There’s something you really need to understand about Reims. As you’re reading this, if you’re not familiar with the city or the French language in general, you’re reading it as Reems. Don’t worry, I did too. In pre-trip planning we would look up the pronunciation of Reims and become confused. Everything we looked at said it was pronounced “Raunce,” like the French say France, but without the F. This seems utterly wrong and I was sure the internet was wrong. But it wasn’t. Somehow, in French, E-I-M-S sounds like A-U-N-C-E. This may be why I suck at French. Oh well. The city is lovely. We drove to Reims early in the morning and met Cristian, our Champagne tour guide. He drove us to the train station in a Mercedes van, where we waited to pick up our Belgian companions. Then he drove us through the hillsides of the Champagne region. We stopped and walked through fields of grapes. We even got to see people harvesting them. Cristian told us about the grape varieties that make champagne before taking us to a Champagne producer where we watched them squeeze the grapes in a giant wooden vat. He taught us about the Champagne-making process as he walked us through fields, then cellars, then tasting rooms. We drank delicious wine and purchased bottles from the families who make it. At our last winery stop, Cristian helped Travis and our new friend Yannick open the champagne bottles with swords. When the tour was over, Cristian dropped us off at the soccer stadium. We watched the home team win then drove back to Paris to sleep for a few hours before a plane took us home.

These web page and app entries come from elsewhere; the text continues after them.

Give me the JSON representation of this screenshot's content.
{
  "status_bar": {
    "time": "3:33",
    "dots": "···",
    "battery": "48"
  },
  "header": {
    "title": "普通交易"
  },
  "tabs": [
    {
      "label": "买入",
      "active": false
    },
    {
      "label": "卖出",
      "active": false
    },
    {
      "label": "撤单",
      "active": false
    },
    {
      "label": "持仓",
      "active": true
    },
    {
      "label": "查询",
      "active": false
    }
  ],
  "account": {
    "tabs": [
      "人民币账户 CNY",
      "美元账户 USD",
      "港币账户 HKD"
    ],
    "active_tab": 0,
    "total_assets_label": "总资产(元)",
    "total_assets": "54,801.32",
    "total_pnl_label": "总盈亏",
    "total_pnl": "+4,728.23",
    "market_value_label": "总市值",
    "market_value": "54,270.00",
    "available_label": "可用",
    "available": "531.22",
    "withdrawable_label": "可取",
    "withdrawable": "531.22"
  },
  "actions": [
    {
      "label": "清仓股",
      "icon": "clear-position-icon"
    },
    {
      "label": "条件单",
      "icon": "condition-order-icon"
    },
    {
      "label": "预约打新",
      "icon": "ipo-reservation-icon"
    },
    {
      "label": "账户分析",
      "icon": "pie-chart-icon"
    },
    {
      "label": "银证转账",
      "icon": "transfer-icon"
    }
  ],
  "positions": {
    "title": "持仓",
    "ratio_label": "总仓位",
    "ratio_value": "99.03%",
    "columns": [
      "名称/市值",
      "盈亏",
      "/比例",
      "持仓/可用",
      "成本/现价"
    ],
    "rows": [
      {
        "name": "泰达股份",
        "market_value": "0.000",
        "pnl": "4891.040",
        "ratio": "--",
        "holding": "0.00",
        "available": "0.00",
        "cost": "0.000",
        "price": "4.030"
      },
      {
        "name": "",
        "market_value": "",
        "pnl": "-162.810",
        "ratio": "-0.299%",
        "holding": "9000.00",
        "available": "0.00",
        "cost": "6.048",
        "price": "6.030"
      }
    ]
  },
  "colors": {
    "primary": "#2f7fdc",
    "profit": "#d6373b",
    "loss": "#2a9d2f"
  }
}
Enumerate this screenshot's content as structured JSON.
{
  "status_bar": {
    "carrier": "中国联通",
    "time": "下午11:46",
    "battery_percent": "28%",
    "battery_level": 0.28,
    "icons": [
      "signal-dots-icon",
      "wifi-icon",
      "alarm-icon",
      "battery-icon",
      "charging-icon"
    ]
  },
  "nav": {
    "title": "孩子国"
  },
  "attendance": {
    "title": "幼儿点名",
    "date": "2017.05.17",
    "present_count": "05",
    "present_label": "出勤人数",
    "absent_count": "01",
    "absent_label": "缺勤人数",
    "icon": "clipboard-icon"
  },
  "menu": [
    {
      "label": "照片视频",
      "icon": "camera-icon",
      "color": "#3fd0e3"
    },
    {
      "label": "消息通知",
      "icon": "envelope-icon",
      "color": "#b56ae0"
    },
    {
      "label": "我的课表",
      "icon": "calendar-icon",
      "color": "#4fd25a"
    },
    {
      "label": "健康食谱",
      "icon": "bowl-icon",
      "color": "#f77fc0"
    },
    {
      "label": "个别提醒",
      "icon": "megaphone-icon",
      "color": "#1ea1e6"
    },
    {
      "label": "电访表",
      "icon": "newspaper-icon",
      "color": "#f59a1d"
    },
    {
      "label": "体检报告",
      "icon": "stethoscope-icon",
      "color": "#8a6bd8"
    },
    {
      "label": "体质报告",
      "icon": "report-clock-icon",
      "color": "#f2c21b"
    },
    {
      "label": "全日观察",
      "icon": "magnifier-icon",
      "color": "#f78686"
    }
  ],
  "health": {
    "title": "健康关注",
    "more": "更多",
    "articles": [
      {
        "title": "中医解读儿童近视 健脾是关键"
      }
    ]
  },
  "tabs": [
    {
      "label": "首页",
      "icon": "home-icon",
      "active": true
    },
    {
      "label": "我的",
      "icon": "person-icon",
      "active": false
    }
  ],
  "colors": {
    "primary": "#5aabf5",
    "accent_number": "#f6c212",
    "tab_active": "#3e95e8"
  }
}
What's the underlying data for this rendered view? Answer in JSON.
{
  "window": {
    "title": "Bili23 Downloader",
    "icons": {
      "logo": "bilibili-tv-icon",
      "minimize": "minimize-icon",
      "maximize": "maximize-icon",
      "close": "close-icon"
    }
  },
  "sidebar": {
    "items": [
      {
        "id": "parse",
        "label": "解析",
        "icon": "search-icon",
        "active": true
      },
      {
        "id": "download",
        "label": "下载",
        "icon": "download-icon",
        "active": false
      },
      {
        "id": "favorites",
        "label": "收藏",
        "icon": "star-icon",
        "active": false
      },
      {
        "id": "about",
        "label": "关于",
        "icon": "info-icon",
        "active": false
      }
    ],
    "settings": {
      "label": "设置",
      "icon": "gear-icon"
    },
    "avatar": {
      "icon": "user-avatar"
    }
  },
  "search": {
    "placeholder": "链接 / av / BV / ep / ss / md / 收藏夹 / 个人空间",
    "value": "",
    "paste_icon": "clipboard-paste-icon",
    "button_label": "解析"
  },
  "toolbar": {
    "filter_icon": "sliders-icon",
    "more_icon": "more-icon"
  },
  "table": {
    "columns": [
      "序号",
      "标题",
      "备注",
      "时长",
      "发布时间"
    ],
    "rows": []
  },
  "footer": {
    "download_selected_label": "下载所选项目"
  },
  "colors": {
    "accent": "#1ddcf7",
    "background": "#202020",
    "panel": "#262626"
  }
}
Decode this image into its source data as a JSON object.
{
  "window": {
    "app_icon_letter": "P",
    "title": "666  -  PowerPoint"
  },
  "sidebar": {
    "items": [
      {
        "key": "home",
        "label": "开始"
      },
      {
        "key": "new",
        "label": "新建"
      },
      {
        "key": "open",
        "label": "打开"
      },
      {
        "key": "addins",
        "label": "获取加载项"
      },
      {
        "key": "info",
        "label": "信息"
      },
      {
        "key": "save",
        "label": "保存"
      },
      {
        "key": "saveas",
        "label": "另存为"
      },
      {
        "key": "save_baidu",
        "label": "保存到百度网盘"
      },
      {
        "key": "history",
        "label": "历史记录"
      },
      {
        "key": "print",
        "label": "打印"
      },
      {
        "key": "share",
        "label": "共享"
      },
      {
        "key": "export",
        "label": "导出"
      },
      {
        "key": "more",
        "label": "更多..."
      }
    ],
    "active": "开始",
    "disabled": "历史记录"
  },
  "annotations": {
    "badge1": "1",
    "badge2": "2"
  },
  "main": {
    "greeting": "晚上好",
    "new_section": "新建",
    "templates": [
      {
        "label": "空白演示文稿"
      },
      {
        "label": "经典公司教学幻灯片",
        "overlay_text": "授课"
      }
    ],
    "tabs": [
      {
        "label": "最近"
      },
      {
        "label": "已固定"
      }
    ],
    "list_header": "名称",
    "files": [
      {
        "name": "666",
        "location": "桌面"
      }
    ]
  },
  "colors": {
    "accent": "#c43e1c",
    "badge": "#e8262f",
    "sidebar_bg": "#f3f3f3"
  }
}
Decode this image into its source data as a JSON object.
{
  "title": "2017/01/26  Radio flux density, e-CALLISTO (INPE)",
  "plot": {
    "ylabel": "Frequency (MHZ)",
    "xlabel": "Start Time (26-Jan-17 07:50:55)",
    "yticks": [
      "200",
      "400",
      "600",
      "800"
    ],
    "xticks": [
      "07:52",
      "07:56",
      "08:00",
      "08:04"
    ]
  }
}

The Museum Pass
So when you add it up, the Museum Pass didn’t really work out for us in numbers alone. If we had taken all of the tours on our itinerary, it would have cost us €95, and we paid €112. And we didn’t take the tour at Notre Dame, so that means we paid €112 for €78 worth of access. That said, we’d still do it again. Many places, including the Louvre, have lines specifically for Museum Pass holders. In most places the wait was non-existent and we just walked past the lines and into the facility. At the Louvre, we waited for about 5 minutes, and that was a security check. Having easy access with no waiting made Paris so much more enjoyable than it would have been if we’d spent time standing in line.
I didn’t talk about it here, but we purchased Paris Viste Passes for public transportation We bought a five day pass (€39,30/person) and then an additional day pass (€12,30/person) which allowed us to ride the metro, buses, tramways, and the Montmartre funicular for free as many times as we wanted throughout most of the city. I can’t prove to you that it was a good deal, because I didn’t count my trips. That said, it’s a good deal. We used the metro a lot, and buses quite a few times. Paris is a very walkable city, but it’s big. Most of the time we would take the metro to a neighborhood we wanted to explore and then walk to things from the stop. At €1,80 a ticket, I have no doubt that we took the 29 trips it would take to break even. And again, we never had to think about tickets. That was nice.